- Required action -
Please give back each line below unchanged; none of the pictures should appear.

- Extracted data -
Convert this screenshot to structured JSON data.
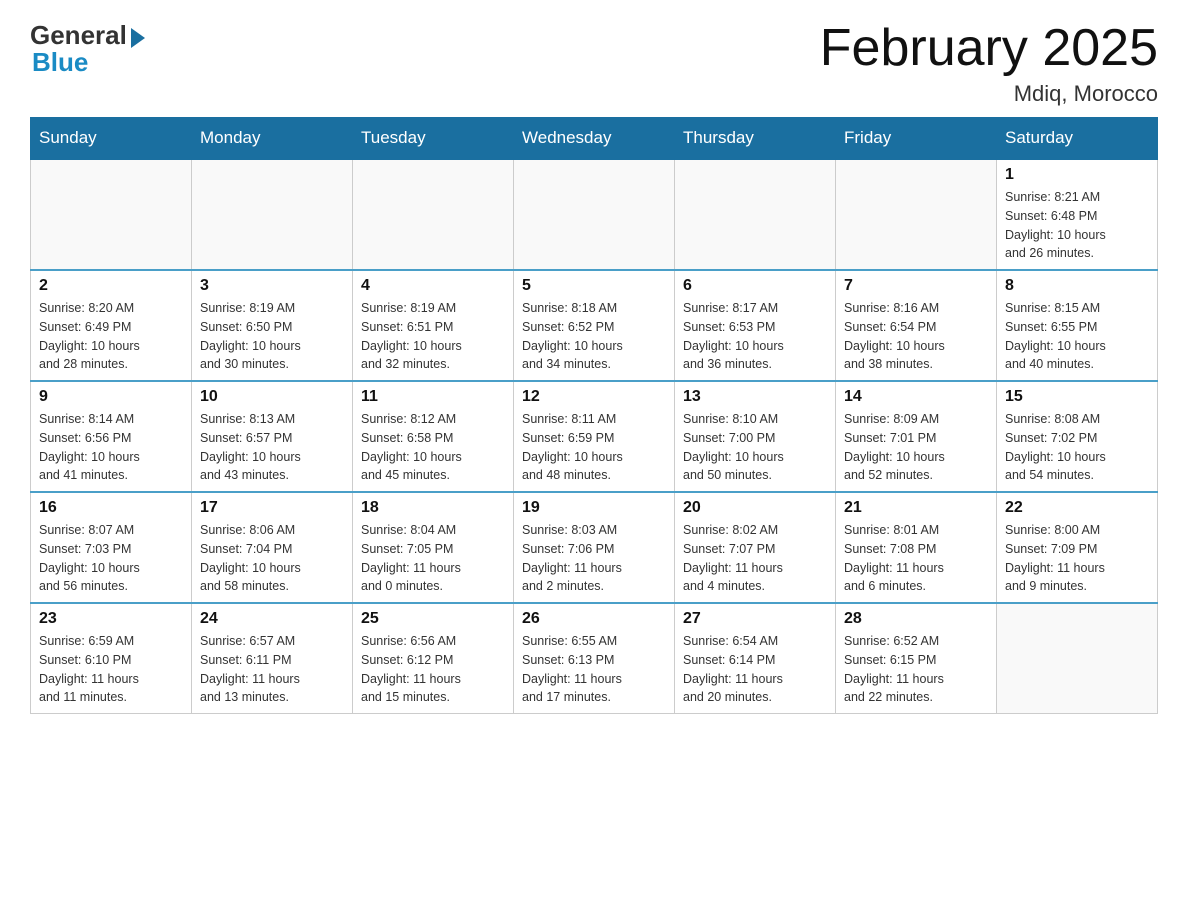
{
  "header": {
    "logo_general": "General",
    "logo_blue": "Blue",
    "title": "February 2025",
    "location": "Mdiq, Morocco"
  },
  "days_of_week": [
    "Sunday",
    "Monday",
    "Tuesday",
    "Wednesday",
    "Thursday",
    "Friday",
    "Saturday"
  ],
  "weeks": [
    [
      {
        "day": "",
        "info": ""
      },
      {
        "day": "",
        "info": ""
      },
      {
        "day": "",
        "info": ""
      },
      {
        "day": "",
        "info": ""
      },
      {
        "day": "",
        "info": ""
      },
      {
        "day": "",
        "info": ""
      },
      {
        "day": "1",
        "info": "Sunrise: 8:21 AM\nSunset: 6:48 PM\nDaylight: 10 hours\nand 26 minutes."
      }
    ],
    [
      {
        "day": "2",
        "info": "Sunrise: 8:20 AM\nSunset: 6:49 PM\nDaylight: 10 hours\nand 28 minutes."
      },
      {
        "day": "3",
        "info": "Sunrise: 8:19 AM\nSunset: 6:50 PM\nDaylight: 10 hours\nand 30 minutes."
      },
      {
        "day": "4",
        "info": "Sunrise: 8:19 AM\nSunset: 6:51 PM\nDaylight: 10 hours\nand 32 minutes."
      },
      {
        "day": "5",
        "info": "Sunrise: 8:18 AM\nSunset: 6:52 PM\nDaylight: 10 hours\nand 34 minutes."
      },
      {
        "day": "6",
        "info": "Sunrise: 8:17 AM\nSunset: 6:53 PM\nDaylight: 10 hours\nand 36 minutes."
      },
      {
        "day": "7",
        "info": "Sunrise: 8:16 AM\nSunset: 6:54 PM\nDaylight: 10 hours\nand 38 minutes."
      },
      {
        "day": "8",
        "info": "Sunrise: 8:15 AM\nSunset: 6:55 PM\nDaylight: 10 hours\nand 40 minutes."
      }
    ],
    [
      {
        "day": "9",
        "info": "Sunrise: 8:14 AM\nSunset: 6:56 PM\nDaylight: 10 hours\nand 41 minutes."
      },
      {
        "day": "10",
        "info": "Sunrise: 8:13 AM\nSunset: 6:57 PM\nDaylight: 10 hours\nand 43 minutes."
      },
      {
        "day": "11",
        "info": "Sunrise: 8:12 AM\nSunset: 6:58 PM\nDaylight: 10 hours\nand 45 minutes."
      },
      {
        "day": "12",
        "info": "Sunrise: 8:11 AM\nSunset: 6:59 PM\nDaylight: 10 hours\nand 48 minutes."
      },
      {
        "day": "13",
        "info": "Sunrise: 8:10 AM\nSunset: 7:00 PM\nDaylight: 10 hours\nand 50 minutes."
      },
      {
        "day": "14",
        "info": "Sunrise: 8:09 AM\nSunset: 7:01 PM\nDaylight: 10 hours\nand 52 minutes."
      },
      {
        "day": "15",
        "info": "Sunrise: 8:08 AM\nSunset: 7:02 PM\nDaylight: 10 hours\nand 54 minutes."
      }
    ],
    [
      {
        "day": "16",
        "info": "Sunrise: 8:07 AM\nSunset: 7:03 PM\nDaylight: 10 hours\nand 56 minutes."
      },
      {
        "day": "17",
        "info": "Sunrise: 8:06 AM\nSunset: 7:04 PM\nDaylight: 10 hours\nand 58 minutes."
      },
      {
        "day": "18",
        "info": "Sunrise: 8:04 AM\nSunset: 7:05 PM\nDaylight: 11 hours\nand 0 minutes."
      },
      {
        "day": "19",
        "info": "Sunrise: 8:03 AM\nSunset: 7:06 PM\nDaylight: 11 hours\nand 2 minutes."
      },
      {
        "day": "20",
        "info": "Sunrise: 8:02 AM\nSunset: 7:07 PM\nDaylight: 11 hours\nand 4 minutes."
      },
      {
        "day": "21",
        "info": "Sunrise: 8:01 AM\nSunset: 7:08 PM\nDaylight: 11 hours\nand 6 minutes."
      },
      {
        "day": "22",
        "info": "Sunrise: 8:00 AM\nSunset: 7:09 PM\nDaylight: 11 hours\nand 9 minutes."
      }
    ],
    [
      {
        "day": "23",
        "info": "Sunrise: 6:59 AM\nSunset: 6:10 PM\nDaylight: 11 hours\nand 11 minutes."
      },
      {
        "day": "24",
        "info": "Sunrise: 6:57 AM\nSunset: 6:11 PM\nDaylight: 11 hours\nand 13 minutes."
      },
      {
        "day": "25",
        "info": "Sunrise: 6:56 AM\nSunset: 6:12 PM\nDaylight: 11 hours\nand 15 minutes."
      },
      {
        "day": "26",
        "info": "Sunrise: 6:55 AM\nSunset: 6:13 PM\nDaylight: 11 hours\nand 17 minutes."
      },
      {
        "day": "27",
        "info": "Sunrise: 6:54 AM\nSunset: 6:14 PM\nDaylight: 11 hours\nand 20 minutes."
      },
      {
        "day": "28",
        "info": "Sunrise: 6:52 AM\nSunset: 6:15 PM\nDaylight: 11 hours\nand 22 minutes."
      },
      {
        "day": "",
        "info": ""
      }
    ]
  ]
}
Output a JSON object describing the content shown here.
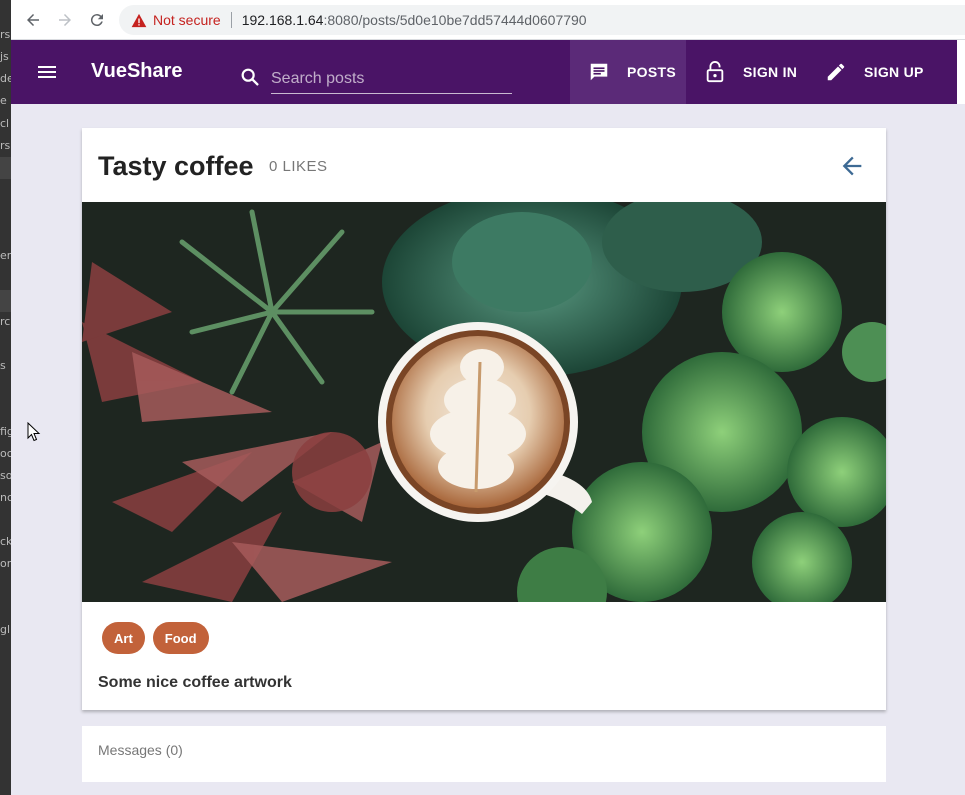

- Your response -
Convert this screenshot to structured JSON data.
{
  "header": {
    "logo_general": "General",
    "logo_blue": "Blue",
    "title": "February 2025",
    "location": "Mdiq, Morocco"
  },
  "days_of_week": [
    "Sunday",
    "Monday",
    "Tuesday",
    "Wednesday",
    "Thursday",
    "Friday",
    "Saturday"
  ],
  "weeks": [
    [
      {
        "day": "",
        "info": ""
      },
      {
        "day": "",
        "info": ""
      },
      {
        "day": "",
        "info": ""
      },
      {
        "day": "",
        "info": ""
      },
      {
        "day": "",
        "info": ""
      },
      {
        "day": "",
        "info": ""
      },
      {
        "day": "1",
        "info": "Sunrise: 8:21 AM\nSunset: 6:48 PM\nDaylight: 10 hours\nand 26 minutes."
      }
    ],
    [
      {
        "day": "2",
        "info": "Sunrise: 8:20 AM\nSunset: 6:49 PM\nDaylight: 10 hours\nand 28 minutes."
      },
      {
        "day": "3",
        "info": "Sunrise: 8:19 AM\nSunset: 6:50 PM\nDaylight: 10 hours\nand 30 minutes."
      },
      {
        "day": "4",
        "info": "Sunrise: 8:19 AM\nSunset: 6:51 PM\nDaylight: 10 hours\nand 32 minutes."
      },
      {
        "day": "5",
        "info": "Sunrise: 8:18 AM\nSunset: 6:52 PM\nDaylight: 10 hours\nand 34 minutes."
      },
      {
        "day": "6",
        "info": "Sunrise: 8:17 AM\nSunset: 6:53 PM\nDaylight: 10 hours\nand 36 minutes."
      },
      {
        "day": "7",
        "info": "Sunrise: 8:16 AM\nSunset: 6:54 PM\nDaylight: 10 hours\nand 38 minutes."
      },
      {
        "day": "8",
        "info": "Sunrise: 8:15 AM\nSunset: 6:55 PM\nDaylight: 10 hours\nand 40 minutes."
      }
    ],
    [
      {
        "day": "9",
        "info": "Sunrise: 8:14 AM\nSunset: 6:56 PM\nDaylight: 10 hours\nand 41 minutes."
      },
      {
        "day": "10",
        "info": "Sunrise: 8:13 AM\nSunset: 6:57 PM\nDaylight: 10 hours\nand 43 minutes."
      },
      {
        "day": "11",
        "info": "Sunrise: 8:12 AM\nSunset: 6:58 PM\nDaylight: 10 hours\nand 45 minutes."
      },
      {
        "day": "12",
        "info": "Sunrise: 8:11 AM\nSunset: 6:59 PM\nDaylight: 10 hours\nand 48 minutes."
      },
      {
        "day": "13",
        "info": "Sunrise: 8:10 AM\nSunset: 7:00 PM\nDaylight: 10 hours\nand 50 minutes."
      },
      {
        "day": "14",
        "info": "Sunrise: 8:09 AM\nSunset: 7:01 PM\nDaylight: 10 hours\nand 52 minutes."
      },
      {
        "day": "15",
        "info": "Sunrise: 8:08 AM\nSunset: 7:02 PM\nDaylight: 10 hours\nand 54 minutes."
      }
    ],
    [
      {
        "day": "16",
        "info": "Sunrise: 8:07 AM\nSunset: 7:03 PM\nDaylight: 10 hours\nand 56 minutes."
      },
      {
        "day": "17",
        "info": "Sunrise: 8:06 AM\nSunset: 7:04 PM\nDaylight: 10 hours\nand 58 minutes."
      },
      {
        "day": "18",
        "info": "Sunrise: 8:04 AM\nSunset: 7:05 PM\nDaylight: 11 hours\nand 0 minutes."
      },
      {
        "day": "19",
        "info": "Sunrise: 8:03 AM\nSunset: 7:06 PM\nDaylight: 11 hours\nand 2 minutes."
      },
      {
        "day": "20",
        "info": "Sunrise: 8:02 AM\nSunset: 7:07 PM\nDaylight: 11 hours\nand 4 minutes."
      },
      {
        "day": "21",
        "info": "Sunrise: 8:01 AM\nSunset: 7:08 PM\nDaylight: 11 hours\nand 6 minutes."
      },
      {
        "day": "22",
        "info": "Sunrise: 8:00 AM\nSunset: 7:09 PM\nDaylight: 11 hours\nand 9 minutes."
      }
    ],
    [
      {
        "day": "23",
        "info": "Sunrise: 6:59 AM\nSunset: 6:10 PM\nDaylight: 11 hours\nand 11 minutes."
      },
      {
        "day": "24",
        "info": "Sunrise: 6:57 AM\nSunset: 6:11 PM\nDaylight: 11 hours\nand 13 minutes."
      },
      {
        "day": "25",
        "info": "Sunrise: 6:56 AM\nSunset: 6:12 PM\nDaylight: 11 hours\nand 15 minutes."
      },
      {
        "day": "26",
        "info": "Sunrise: 6:55 AM\nSunset: 6:13 PM\nDaylight: 11 hours\nand 17 minutes."
      },
      {
        "day": "27",
        "info": "Sunrise: 6:54 AM\nSunset: 6:14 PM\nDaylight: 11 hours\nand 20 minutes."
      },
      {
        "day": "28",
        "info": "Sunrise: 6:52 AM\nSunset: 6:15 PM\nDaylight: 11 hours\nand 22 minutes."
      },
      {
        "day": "",
        "info": ""
      }
    ]
  ]
}
Output a JSON object describing the content shown here.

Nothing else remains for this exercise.